▶ **Exercise prompt**:
Every single line below has to be printed once more, exactly.

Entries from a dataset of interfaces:
· · · · ·

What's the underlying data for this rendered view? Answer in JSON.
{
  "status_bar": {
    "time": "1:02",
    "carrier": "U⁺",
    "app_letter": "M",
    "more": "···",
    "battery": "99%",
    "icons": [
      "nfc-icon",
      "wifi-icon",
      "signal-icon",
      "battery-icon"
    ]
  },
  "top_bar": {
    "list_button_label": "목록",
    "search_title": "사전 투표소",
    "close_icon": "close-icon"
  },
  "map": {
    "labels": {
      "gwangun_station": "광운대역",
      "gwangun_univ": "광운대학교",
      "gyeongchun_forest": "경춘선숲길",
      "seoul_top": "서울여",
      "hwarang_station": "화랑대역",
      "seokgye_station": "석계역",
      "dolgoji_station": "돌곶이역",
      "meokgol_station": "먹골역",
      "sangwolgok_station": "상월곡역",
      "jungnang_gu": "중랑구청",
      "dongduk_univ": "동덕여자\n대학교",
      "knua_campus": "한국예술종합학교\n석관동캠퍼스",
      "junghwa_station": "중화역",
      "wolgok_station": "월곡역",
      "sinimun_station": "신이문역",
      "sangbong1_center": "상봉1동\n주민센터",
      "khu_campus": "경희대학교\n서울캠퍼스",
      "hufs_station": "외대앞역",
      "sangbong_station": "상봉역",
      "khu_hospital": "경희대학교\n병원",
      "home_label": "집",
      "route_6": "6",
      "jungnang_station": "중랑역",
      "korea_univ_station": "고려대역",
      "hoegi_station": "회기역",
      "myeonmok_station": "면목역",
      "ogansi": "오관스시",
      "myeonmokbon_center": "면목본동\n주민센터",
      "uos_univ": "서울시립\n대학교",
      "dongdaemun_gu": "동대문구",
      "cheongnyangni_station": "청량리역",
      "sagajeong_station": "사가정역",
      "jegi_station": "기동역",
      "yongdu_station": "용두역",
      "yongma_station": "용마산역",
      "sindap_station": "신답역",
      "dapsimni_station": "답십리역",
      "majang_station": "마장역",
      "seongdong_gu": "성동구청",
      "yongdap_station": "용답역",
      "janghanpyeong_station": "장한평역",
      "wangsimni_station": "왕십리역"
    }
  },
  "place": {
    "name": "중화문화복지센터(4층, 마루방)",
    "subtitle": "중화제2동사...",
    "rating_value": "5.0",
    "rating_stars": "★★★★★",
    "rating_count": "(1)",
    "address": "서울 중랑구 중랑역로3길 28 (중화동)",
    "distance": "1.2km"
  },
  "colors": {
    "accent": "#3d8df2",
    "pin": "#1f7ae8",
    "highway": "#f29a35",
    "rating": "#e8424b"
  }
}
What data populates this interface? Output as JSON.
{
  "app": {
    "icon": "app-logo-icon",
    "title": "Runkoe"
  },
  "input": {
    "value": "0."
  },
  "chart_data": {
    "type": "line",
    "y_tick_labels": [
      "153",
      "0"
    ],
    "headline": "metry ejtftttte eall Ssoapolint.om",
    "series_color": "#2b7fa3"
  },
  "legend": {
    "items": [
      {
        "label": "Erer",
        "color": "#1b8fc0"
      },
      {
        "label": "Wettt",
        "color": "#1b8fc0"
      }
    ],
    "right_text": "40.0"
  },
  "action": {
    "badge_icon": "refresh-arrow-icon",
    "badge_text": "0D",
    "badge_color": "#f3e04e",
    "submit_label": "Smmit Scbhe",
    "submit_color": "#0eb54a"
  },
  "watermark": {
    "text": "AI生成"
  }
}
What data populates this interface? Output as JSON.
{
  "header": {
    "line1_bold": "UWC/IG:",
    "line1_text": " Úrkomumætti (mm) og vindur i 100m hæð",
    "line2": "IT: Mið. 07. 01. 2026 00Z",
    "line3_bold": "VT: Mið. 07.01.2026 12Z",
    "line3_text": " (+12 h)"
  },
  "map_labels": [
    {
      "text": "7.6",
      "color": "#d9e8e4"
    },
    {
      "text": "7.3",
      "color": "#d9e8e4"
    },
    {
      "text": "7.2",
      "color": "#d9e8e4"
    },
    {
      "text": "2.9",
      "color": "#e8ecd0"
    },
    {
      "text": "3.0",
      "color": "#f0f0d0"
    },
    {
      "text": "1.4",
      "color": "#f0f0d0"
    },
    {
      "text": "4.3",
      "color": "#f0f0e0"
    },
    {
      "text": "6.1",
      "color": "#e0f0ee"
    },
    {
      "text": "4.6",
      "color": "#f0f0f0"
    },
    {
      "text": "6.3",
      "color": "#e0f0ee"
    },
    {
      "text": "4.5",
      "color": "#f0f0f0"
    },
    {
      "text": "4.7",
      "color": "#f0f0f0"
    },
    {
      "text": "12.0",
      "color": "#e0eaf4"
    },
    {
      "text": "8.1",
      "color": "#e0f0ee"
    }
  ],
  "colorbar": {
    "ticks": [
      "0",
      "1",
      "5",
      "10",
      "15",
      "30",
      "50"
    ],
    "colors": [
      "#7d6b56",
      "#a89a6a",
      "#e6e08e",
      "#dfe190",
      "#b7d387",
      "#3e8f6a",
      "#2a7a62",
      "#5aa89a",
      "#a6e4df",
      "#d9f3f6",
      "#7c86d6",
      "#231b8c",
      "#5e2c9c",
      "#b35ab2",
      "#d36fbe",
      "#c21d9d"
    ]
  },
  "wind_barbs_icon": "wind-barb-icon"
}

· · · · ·

▶ **Exercise solution**:
What's the underlying data for this rendered view? Answer in JSON.
{
  "status_bar": {
    "time": "1:02",
    "carrier": "U⁺",
    "app_letter": "M",
    "more": "···",
    "battery": "99%",
    "icons": [
      "nfc-icon",
      "wifi-icon",
      "signal-icon",
      "battery-icon"
    ]
  },
  "top_bar": {
    "list_button_label": "목록",
    "search_title": "사전 투표소",
    "close_icon": "close-icon"
  },
  "map": {
    "labels": {
      "gwangun_station": "광운대역",
      "gwangun_univ": "광운대학교",
      "gyeongchun_forest": "경춘선숲길",
      "seoul_top": "서울여",
      "hwarang_station": "화랑대역",
      "seokgye_station": "석계역",
      "dolgoji_station": "돌곶이역",
      "meokgol_station": "먹골역",
      "sangwolgok_station": "상월곡역",
      "jungnang_gu": "중랑구청",
      "dongduk_univ": "동덕여자\n대학교",
      "knua_campus": "한국예술종합학교\n석관동캠퍼스",
      "junghwa_station": "중화역",
      "wolgok_station": "월곡역",
      "sinimun_station": "신이문역",
      "sangbong1_center": "상봉1동\n주민센터",
      "khu_campus": "경희대학교\n서울캠퍼스",
      "hufs_station": "외대앞역",
      "sangbong_station": "상봉역",
      "khu_hospital": "경희대학교\n병원",
      "home_label": "집",
      "route_6": "6",
      "jungnang_station": "중랑역",
      "korea_univ_station": "고려대역",
      "hoegi_station": "회기역",
      "myeonmok_station": "면목역",
      "ogansi": "오관스시",
      "myeonmokbon_center": "면목본동\n주민센터",
      "uos_univ": "서울시립\n대학교",
      "dongdaemun_gu": "동대문구",
      "cheongnyangni_station": "청량리역",
      "sagajeong_station": "사가정역",
      "jegi_station": "기동역",
      "yongdu_station": "용두역",
      "yongma_station": "용마산역",
      "sindap_station": "신답역",
      "dapsimni_station": "답십리역",
      "majang_station": "마장역",
      "seongdong_gu": "성동구청",
      "yongdap_station": "용답역",
      "janghanpyeong_station": "장한평역",
      "wangsimni_station": "왕십리역"
    }
  },
  "place": {
    "name": "중화문화복지센터(4층, 마루방)",
    "subtitle": "중화제2동사...",
    "rating_value": "5.0",
    "rating_stars": "★★★★★",
    "rating_count": "(1)",
    "address": "서울 중랑구 중랑역로3길 28 (중화동)",
    "distance": "1.2km"
  },
  "colors": {
    "accent": "#3d8df2",
    "pin": "#1f7ae8",
    "highway": "#f29a35",
    "rating": "#e8424b"
  }
}
What data populates this interface? Output as JSON.
{
  "app": {
    "icon": "app-logo-icon",
    "title": "Runkoe"
  },
  "input": {
    "value": "0."
  },
  "chart_data": {
    "type": "line",
    "y_tick_labels": [
      "153",
      "0"
    ],
    "headline": "metry ejtftttte eall Ssoapolint.om",
    "series_color": "#2b7fa3"
  },
  "legend": {
    "items": [
      {
        "label": "Erer",
        "color": "#1b8fc0"
      },
      {
        "label": "Wettt",
        "color": "#1b8fc0"
      }
    ],
    "right_text": "40.0"
  },
  "action": {
    "badge_icon": "refresh-arrow-icon",
    "badge_text": "0D",
    "badge_color": "#f3e04e",
    "submit_label": "Smmit Scbhe",
    "submit_color": "#0eb54a"
  },
  "watermark": {
    "text": "AI生成"
  }
}
What data populates this interface? Output as JSON.
{
  "header": {
    "line1_bold": "UWC/IG:",
    "line1_text": " Úrkomumætti (mm) og vindur i 100m hæð",
    "line2": "IT: Mið. 07. 01. 2026 00Z",
    "line3_bold": "VT: Mið. 07.01.2026 12Z",
    "line3_text": " (+12 h)"
  },
  "map_labels": [
    {
      "text": "7.6",
      "color": "#d9e8e4"
    },
    {
      "text": "7.3",
      "color": "#d9e8e4"
    },
    {
      "text": "7.2",
      "color": "#d9e8e4"
    },
    {
      "text": "2.9",
      "color": "#e8ecd0"
    },
    {
      "text": "3.0",
      "color": "#f0f0d0"
    },
    {
      "text": "1.4",
      "color": "#f0f0d0"
    },
    {
      "text": "4.3",
      "color": "#f0f0e0"
    },
    {
      "text": "6.1",
      "color": "#e0f0ee"
    },
    {
      "text": "4.6",
      "color": "#f0f0f0"
    },
    {
      "text": "6.3",
      "color": "#e0f0ee"
    },
    {
      "text": "4.5",
      "color": "#f0f0f0"
    },
    {
      "text": "4.7",
      "color": "#f0f0f0"
    },
    {
      "text": "12.0",
      "color": "#e0eaf4"
    },
    {
      "text": "8.1",
      "color": "#e0f0ee"
    }
  ],
  "colorbar": {
    "ticks": [
      "0",
      "1",
      "5",
      "10",
      "15",
      "30",
      "50"
    ],
    "colors": [
      "#7d6b56",
      "#a89a6a",
      "#e6e08e",
      "#dfe190",
      "#b7d387",
      "#3e8f6a",
      "#2a7a62",
      "#5aa89a",
      "#a6e4df",
      "#d9f3f6",
      "#7c86d6",
      "#231b8c",
      "#5e2c9c",
      "#b35ab2",
      "#d36fbe",
      "#c21d9d"
    ]
  },
  "wind_barbs_icon": "wind-barb-icon"
}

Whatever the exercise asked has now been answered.